Matthew Kelly picks up all the important parts of the Catholic prayer life: Mass, Confession, the Rosary, just to name a few. He discusses the importance of each one of these Sacraments or sacramentals and gives reasons for embracing them. As always, he uses good examples to go along with it.

There is a section on talking about his favorite Saints. He gives a pretty decent length bio of each one and talks about why they are important to him. After this he mentions how we each need to pick up a few Saints that admire us and learn about them. After we have finished with this piece, it’s time for us to start praying to them as well as to begin allowing them to inspire us to become Saints or “the-best-version-of-ourselves” as he has coined the term.

I have a list of books that I believe are beneficial to me and help me to grow as a person. I have a “Read Every Year” list as well as a “Read Every 5 Years” list. This book will be going on the first list, but I have reason to believe that realistically I’ll probably get to it more every 5 years. I’ve never been inspired so much and a lot of the posts that I have been discussing lately are because of this.

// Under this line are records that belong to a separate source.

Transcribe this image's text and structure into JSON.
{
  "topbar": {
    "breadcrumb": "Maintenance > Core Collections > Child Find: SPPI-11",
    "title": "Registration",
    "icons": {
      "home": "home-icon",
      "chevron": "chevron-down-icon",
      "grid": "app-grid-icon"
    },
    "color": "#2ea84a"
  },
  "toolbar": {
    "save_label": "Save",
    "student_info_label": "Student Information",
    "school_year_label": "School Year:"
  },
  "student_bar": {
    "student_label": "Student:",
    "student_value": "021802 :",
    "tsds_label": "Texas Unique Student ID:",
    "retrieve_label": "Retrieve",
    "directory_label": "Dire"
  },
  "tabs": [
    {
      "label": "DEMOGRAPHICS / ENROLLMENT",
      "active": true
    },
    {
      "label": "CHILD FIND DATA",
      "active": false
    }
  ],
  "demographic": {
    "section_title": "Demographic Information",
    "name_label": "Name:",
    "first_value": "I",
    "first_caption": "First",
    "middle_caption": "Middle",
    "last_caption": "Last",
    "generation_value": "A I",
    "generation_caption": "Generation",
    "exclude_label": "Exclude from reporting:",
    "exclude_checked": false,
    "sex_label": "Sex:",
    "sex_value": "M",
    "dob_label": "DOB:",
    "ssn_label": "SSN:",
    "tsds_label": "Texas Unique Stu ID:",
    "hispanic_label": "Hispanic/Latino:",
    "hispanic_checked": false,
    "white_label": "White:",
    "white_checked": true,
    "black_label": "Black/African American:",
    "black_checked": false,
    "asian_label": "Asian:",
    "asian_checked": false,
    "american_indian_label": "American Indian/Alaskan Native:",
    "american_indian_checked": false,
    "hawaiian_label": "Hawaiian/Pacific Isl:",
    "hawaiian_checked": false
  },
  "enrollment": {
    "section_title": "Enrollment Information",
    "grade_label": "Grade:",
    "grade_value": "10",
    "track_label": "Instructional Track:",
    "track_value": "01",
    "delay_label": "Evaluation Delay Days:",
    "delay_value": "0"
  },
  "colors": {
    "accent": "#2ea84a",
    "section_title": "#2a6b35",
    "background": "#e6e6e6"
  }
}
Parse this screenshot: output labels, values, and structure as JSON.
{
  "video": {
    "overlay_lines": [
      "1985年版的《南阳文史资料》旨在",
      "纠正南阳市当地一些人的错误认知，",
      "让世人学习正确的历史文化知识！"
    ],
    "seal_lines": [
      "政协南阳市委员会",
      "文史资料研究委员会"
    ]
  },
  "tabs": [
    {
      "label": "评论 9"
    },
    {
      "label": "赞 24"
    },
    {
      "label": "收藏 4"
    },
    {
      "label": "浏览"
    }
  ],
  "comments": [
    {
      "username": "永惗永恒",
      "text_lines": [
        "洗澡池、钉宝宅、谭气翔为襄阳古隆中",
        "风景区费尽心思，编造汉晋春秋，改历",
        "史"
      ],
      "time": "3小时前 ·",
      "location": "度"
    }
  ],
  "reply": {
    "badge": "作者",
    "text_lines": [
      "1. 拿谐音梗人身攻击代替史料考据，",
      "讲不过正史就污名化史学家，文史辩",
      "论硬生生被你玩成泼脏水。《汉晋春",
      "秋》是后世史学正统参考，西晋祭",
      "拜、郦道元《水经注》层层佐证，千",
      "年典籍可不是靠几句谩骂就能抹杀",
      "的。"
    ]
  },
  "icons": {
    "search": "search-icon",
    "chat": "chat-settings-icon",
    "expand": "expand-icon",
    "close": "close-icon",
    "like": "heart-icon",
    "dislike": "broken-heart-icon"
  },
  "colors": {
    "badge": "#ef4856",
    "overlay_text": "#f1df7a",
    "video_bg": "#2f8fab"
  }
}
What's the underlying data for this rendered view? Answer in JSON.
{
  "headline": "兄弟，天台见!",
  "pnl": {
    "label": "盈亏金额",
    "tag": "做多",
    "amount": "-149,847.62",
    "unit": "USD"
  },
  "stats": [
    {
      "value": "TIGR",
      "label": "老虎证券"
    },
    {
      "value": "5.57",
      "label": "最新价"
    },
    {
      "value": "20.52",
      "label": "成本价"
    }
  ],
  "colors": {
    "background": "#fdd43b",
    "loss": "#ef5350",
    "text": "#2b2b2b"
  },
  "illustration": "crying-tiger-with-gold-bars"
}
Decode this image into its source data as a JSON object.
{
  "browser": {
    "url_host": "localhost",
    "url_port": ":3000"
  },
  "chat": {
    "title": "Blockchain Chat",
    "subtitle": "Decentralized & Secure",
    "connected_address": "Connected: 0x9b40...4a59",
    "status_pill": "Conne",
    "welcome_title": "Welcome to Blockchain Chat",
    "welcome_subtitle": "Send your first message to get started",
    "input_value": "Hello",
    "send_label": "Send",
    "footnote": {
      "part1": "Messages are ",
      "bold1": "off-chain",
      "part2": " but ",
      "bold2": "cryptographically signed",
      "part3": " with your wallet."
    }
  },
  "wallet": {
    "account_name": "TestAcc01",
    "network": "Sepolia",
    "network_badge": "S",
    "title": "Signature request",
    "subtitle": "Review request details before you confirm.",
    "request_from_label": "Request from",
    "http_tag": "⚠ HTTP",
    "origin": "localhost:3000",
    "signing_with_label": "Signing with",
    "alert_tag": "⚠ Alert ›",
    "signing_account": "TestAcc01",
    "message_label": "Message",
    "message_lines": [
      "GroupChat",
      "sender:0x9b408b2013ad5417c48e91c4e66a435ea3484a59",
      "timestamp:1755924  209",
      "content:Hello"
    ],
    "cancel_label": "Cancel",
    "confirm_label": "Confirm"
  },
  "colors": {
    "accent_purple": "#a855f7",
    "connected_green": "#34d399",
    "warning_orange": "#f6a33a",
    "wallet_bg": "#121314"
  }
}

This is a book for all Catholics, no matter where you are at in your faith journey or how much you practice or don’t practice. I believe you will be inspired regardless of where you fall in the spectrum. I do not think that this is a book you would give to your Protestant or Atheist friend. I say this because you sort of need to be Catholic in order to read it, but, as I always say, if they are willing to read it, then go ahead. I suppose it depends on the situation. I would recommend lending it to fallen-away Catholics if they are willing to read it.

What is nice about this book is that through Matthew Kelly’s Dynamic Catholic program, you can get this book relatively cheap through his website, www.dyanamiccatholic.com. You can even order additional copies for relatively cheap. I purchased about a dozen copies myself as a gift for my Religious Ed Confirmation students, only to find out that at their confirmation, the Archdiocese had decided to give them this book as well. Luckily for me, I have a few people in mind that I can give copies to.